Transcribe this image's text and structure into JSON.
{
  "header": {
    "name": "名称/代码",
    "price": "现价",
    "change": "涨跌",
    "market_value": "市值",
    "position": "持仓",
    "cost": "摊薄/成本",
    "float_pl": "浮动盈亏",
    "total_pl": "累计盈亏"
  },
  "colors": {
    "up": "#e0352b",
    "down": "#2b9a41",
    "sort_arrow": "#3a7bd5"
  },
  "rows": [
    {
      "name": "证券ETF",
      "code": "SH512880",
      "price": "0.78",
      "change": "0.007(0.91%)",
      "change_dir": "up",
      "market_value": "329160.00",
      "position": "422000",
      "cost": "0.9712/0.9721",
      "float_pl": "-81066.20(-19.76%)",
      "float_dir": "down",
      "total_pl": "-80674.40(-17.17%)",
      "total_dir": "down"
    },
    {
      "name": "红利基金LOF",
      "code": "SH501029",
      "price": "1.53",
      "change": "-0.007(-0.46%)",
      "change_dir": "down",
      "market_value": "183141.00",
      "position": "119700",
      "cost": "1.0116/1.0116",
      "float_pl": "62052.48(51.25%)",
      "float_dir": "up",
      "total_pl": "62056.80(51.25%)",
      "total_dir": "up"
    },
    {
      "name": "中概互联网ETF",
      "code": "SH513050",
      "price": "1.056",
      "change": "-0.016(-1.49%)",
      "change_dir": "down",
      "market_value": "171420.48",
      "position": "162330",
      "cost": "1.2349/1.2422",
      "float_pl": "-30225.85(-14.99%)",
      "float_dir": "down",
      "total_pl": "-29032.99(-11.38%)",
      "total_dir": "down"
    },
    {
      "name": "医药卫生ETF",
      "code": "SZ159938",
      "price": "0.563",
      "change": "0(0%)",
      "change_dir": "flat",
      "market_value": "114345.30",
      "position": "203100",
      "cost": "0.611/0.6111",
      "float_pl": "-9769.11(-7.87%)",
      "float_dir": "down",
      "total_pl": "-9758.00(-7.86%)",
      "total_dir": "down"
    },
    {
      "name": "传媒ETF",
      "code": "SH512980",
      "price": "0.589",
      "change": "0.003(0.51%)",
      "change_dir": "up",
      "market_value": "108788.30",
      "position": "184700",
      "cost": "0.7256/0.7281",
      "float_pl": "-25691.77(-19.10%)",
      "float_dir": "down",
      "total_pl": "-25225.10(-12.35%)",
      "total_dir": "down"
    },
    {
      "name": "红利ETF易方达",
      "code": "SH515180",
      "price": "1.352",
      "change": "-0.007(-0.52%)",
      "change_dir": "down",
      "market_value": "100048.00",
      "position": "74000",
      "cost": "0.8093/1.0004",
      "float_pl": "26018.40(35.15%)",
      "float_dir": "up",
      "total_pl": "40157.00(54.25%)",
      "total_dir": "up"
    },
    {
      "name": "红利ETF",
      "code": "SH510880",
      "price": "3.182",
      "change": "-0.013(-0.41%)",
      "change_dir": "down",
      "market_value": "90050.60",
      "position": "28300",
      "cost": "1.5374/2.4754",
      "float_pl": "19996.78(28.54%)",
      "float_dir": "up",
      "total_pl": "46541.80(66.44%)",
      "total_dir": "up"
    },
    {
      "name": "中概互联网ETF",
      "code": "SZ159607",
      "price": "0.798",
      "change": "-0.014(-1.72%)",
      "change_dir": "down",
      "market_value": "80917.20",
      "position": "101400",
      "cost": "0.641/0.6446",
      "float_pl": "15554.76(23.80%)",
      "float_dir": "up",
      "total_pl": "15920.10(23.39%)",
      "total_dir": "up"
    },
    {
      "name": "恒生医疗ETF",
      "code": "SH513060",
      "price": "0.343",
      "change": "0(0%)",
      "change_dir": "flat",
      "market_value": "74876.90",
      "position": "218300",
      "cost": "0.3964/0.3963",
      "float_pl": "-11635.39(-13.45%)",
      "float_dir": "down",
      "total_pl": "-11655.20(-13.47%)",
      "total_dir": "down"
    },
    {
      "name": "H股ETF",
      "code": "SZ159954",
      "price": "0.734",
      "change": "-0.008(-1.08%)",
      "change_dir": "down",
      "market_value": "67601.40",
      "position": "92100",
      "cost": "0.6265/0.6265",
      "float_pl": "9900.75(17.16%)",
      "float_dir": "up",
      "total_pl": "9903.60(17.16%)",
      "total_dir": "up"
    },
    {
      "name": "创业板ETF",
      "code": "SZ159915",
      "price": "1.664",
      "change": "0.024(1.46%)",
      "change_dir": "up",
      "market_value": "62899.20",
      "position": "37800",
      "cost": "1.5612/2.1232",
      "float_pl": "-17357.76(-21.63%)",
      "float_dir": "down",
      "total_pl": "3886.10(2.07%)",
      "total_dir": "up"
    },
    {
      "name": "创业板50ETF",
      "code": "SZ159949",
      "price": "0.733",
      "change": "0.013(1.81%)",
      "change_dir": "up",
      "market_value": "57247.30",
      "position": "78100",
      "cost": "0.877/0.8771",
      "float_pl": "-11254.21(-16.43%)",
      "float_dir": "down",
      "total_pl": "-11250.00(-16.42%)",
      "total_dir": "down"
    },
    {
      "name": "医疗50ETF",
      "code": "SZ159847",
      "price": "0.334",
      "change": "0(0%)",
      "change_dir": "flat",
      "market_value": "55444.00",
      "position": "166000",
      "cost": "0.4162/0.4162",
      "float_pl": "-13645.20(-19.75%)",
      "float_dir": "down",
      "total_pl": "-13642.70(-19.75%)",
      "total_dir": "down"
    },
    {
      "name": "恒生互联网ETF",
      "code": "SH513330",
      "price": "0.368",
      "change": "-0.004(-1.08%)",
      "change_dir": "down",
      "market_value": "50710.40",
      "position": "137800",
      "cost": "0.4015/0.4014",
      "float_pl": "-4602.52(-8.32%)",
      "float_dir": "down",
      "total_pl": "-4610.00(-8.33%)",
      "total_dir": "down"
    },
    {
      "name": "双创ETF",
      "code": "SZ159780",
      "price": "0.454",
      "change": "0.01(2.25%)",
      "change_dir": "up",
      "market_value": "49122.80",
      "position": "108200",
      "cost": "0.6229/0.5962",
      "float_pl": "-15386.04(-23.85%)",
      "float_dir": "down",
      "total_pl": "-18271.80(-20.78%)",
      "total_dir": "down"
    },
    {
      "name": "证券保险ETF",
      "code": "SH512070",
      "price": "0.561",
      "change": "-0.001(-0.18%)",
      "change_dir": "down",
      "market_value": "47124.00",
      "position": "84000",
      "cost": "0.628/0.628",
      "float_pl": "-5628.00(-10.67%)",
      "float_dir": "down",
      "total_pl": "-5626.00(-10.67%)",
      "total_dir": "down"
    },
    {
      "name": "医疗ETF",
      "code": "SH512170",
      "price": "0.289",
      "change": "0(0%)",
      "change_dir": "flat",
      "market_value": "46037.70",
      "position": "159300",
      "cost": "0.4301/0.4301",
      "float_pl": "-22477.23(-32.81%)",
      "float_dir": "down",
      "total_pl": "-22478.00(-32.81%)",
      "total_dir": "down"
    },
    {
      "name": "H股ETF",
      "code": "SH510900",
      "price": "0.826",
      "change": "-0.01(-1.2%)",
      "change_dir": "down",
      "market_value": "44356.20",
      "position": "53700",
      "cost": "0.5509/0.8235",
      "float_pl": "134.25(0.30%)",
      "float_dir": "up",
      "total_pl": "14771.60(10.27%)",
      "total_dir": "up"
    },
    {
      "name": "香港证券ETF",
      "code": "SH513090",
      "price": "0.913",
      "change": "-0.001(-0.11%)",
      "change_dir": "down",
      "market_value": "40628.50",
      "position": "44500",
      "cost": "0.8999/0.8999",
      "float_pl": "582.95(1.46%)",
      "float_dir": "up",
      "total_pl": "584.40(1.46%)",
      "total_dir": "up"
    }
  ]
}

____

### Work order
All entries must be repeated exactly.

### Reply
Transcribe this image's text and structure into JSON.
{
  "header": {
    "name": "名称/代码",
    "price": "现价",
    "change": "涨跌",
    "market_value": "市值",
    "position": "持仓",
    "cost": "摊薄/成本",
    "float_pl": "浮动盈亏",
    "total_pl": "累计盈亏"
  },
  "colors": {
    "up": "#e0352b",
    "down": "#2b9a41",
    "sort_arrow": "#3a7bd5"
  },
  "rows": [
    {
      "name": "证券ETF",
      "code": "SH512880",
      "price": "0.78",
      "change": "0.007(0.91%)",
      "change_dir": "up",
      "market_value": "329160.00",
      "position": "422000",
      "cost": "0.9712/0.9721",
      "float_pl": "-81066.20(-19.76%)",
      "float_dir": "down",
      "total_pl": "-80674.40(-17.17%)",
      "total_dir": "down"
    },
    {
      "name": "红利基金LOF",
      "code": "SH501029",
      "price": "1.53",
      "change": "-0.007(-0.46%)",
      "change_dir": "down",
      "market_value": "183141.00",
      "position": "119700",
      "cost": "1.0116/1.0116",
      "float_pl": "62052.48(51.25%)",
      "float_dir": "up",
      "total_pl": "62056.80(51.25%)",
      "total_dir": "up"
    },
    {
      "name": "中概互联网ETF",
      "code": "SH513050",
      "price": "1.056",
      "change": "-0.016(-1.49%)",
      "change_dir": "down",
      "market_value": "171420.48",
      "position": "162330",
      "cost": "1.2349/1.2422",
      "float_pl": "-30225.85(-14.99%)",
      "float_dir": "down",
      "total_pl": "-29032.99(-11.38%)",
      "total_dir": "down"
    },
    {
      "name": "医药卫生ETF",
      "code": "SZ159938",
      "price": "0.563",
      "change": "0(0%)",
      "change_dir": "flat",
      "market_value": "114345.30",
      "position": "203100",
      "cost": "0.611/0.6111",
      "float_pl": "-9769.11(-7.87%)",
      "float_dir": "down",
      "total_pl": "-9758.00(-7.86%)",
      "total_dir": "down"
    },
    {
      "name": "传媒ETF",
      "code": "SH512980",
      "price": "0.589",
      "change": "0.003(0.51%)",
      "change_dir": "up",
      "market_value": "108788.30",
      "position": "184700",
      "cost": "0.7256/0.7281",
      "float_pl": "-25691.77(-19.10%)",
      "float_dir": "down",
      "total_pl": "-25225.10(-12.35%)",
      "total_dir": "down"
    },
    {
      "name": "红利ETF易方达",
      "code": "SH515180",
      "price": "1.352",
      "change": "-0.007(-0.52%)",
      "change_dir": "down",
      "market_value": "100048.00",
      "position": "74000",
      "cost": "0.8093/1.0004",
      "float_pl": "26018.40(35.15%)",
      "float_dir": "up",
      "total_pl": "40157.00(54.25%)",
      "total_dir": "up"
    },
    {
      "name": "红利ETF",
      "code": "SH510880",
      "price": "3.182",
      "change": "-0.013(-0.41%)",
      "change_dir": "down",
      "market_value": "90050.60",
      "position": "28300",
      "cost": "1.5374/2.4754",
      "float_pl": "19996.78(28.54%)",
      "float_dir": "up",
      "total_pl": "46541.80(66.44%)",
      "total_dir": "up"
    },
    {
      "name": "中概互联网ETF",
      "code": "SZ159607",
      "price": "0.798",
      "change": "-0.014(-1.72%)",
      "change_dir": "down",
      "market_value": "80917.20",
      "position": "101400",
      "cost": "0.641/0.6446",
      "float_pl": "15554.76(23.80%)",
      "float_dir": "up",
      "total_pl": "15920.10(23.39%)",
      "total_dir": "up"
    },
    {
      "name": "恒生医疗ETF",
      "code": "SH513060",
      "price": "0.343",
      "change": "0(0%)",
      "change_dir": "flat",
      "market_value": "74876.90",
      "position": "218300",
      "cost": "0.3964/0.3963",
      "float_pl": "-11635.39(-13.45%)",
      "float_dir": "down",
      "total_pl": "-11655.20(-13.47%)",
      "total_dir": "down"
    },
    {
      "name": "H股ETF",
      "code": "SZ159954",
      "price": "0.734",
      "change": "-0.008(-1.08%)",
      "change_dir": "down",
      "market_value": "67601.40",
      "position": "92100",
      "cost": "0.6265/0.6265",
      "float_pl": "9900.75(17.16%)",
      "float_dir": "up",
      "total_pl": "9903.60(17.16%)",
      "total_dir": "up"
    },
    {
      "name": "创业板ETF",
      "code": "SZ159915",
      "price": "1.664",
      "change": "0.024(1.46%)",
      "change_dir": "up",
      "market_value": "62899.20",
      "position": "37800",
      "cost": "1.5612/2.1232",
      "float_pl": "-17357.76(-21.63%)",
      "float_dir": "down",
      "total_pl": "3886.10(2.07%)",
      "total_dir": "up"
    },
    {
      "name": "创业板50ETF",
      "code": "SZ159949",
      "price": "0.733",
      "change": "0.013(1.81%)",
      "change_dir": "up",
      "market_value": "57247.30",
      "position": "78100",
      "cost": "0.877/0.8771",
      "float_pl": "-11254.21(-16.43%)",
      "float_dir": "down",
      "total_pl": "-11250.00(-16.42%)",
      "total_dir": "down"
    },
    {
      "name": "医疗50ETF",
      "code": "SZ159847",
      "price": "0.334",
      "change": "0(0%)",
      "change_dir": "flat",
      "market_value": "55444.00",
      "position": "166000",
      "cost": "0.4162/0.4162",
      "float_pl": "-13645.20(-19.75%)",
      "float_dir": "down",
      "total_pl": "-13642.70(-19.75%)",
      "total_dir": "down"
    },
    {
      "name": "恒生互联网ETF",
      "code": "SH513330",
      "price": "0.368",
      "change": "-0.004(-1.08%)",
      "change_dir": "down",
      "market_value": "50710.40",
      "position": "137800",
      "cost": "0.4015/0.4014",
      "float_pl": "-4602.52(-8.32%)",
      "float_dir": "down",
      "total_pl": "-4610.00(-8.33%)",
      "total_dir": "down"
    },
    {
      "name": "双创ETF",
      "code": "SZ159780",
      "price": "0.454",
      "change": "0.01(2.25%)",
      "change_dir": "up",
      "market_value": "49122.80",
      "position": "108200",
      "cost": "0.6229/0.5962",
      "float_pl": "-15386.04(-23.85%)",
      "float_dir": "down",
      "total_pl": "-18271.80(-20.78%)",
      "total_dir": "down"
    },
    {
      "name": "证券保险ETF",
      "code": "SH512070",
      "price": "0.561",
      "change": "-0.001(-0.18%)",
      "change_dir": "down",
      "market_value": "47124.00",
      "position": "84000",
      "cost": "0.628/0.628",
      "float_pl": "-5628.00(-10.67%)",
      "float_dir": "down",
      "total_pl": "-5626.00(-10.67%)",
      "total_dir": "down"
    },
    {
      "name": "医疗ETF",
      "code": "SH512170",
      "price": "0.289",
      "change": "0(0%)",
      "change_dir": "flat",
      "market_value": "46037.70",
      "position": "159300",
      "cost": "0.4301/0.4301",
      "float_pl": "-22477.23(-32.81%)",
      "float_dir": "down",
      "total_pl": "-22478.00(-32.81%)",
      "total_dir": "down"
    },
    {
      "name": "H股ETF",
      "code": "SH510900",
      "price": "0.826",
      "change": "-0.01(-1.2%)",
      "change_dir": "down",
      "market_value": "44356.20",
      "position": "53700",
      "cost": "0.5509/0.8235",
      "float_pl": "134.25(0.30%)",
      "float_dir": "up",
      "total_pl": "14771.60(10.27%)",
      "total_dir": "up"
    },
    {
      "name": "香港证券ETF",
      "code": "SH513090",
      "price": "0.913",
      "change": "-0.001(-0.11%)",
      "change_dir": "down",
      "market_value": "40628.50",
      "position": "44500",
      "cost": "0.8999/0.8999",
      "float_pl": "582.95(1.46%)",
      "float_dir": "up",
      "total_pl": "584.40(1.46%)",
      "total_dir": "up"
    }
  ]
}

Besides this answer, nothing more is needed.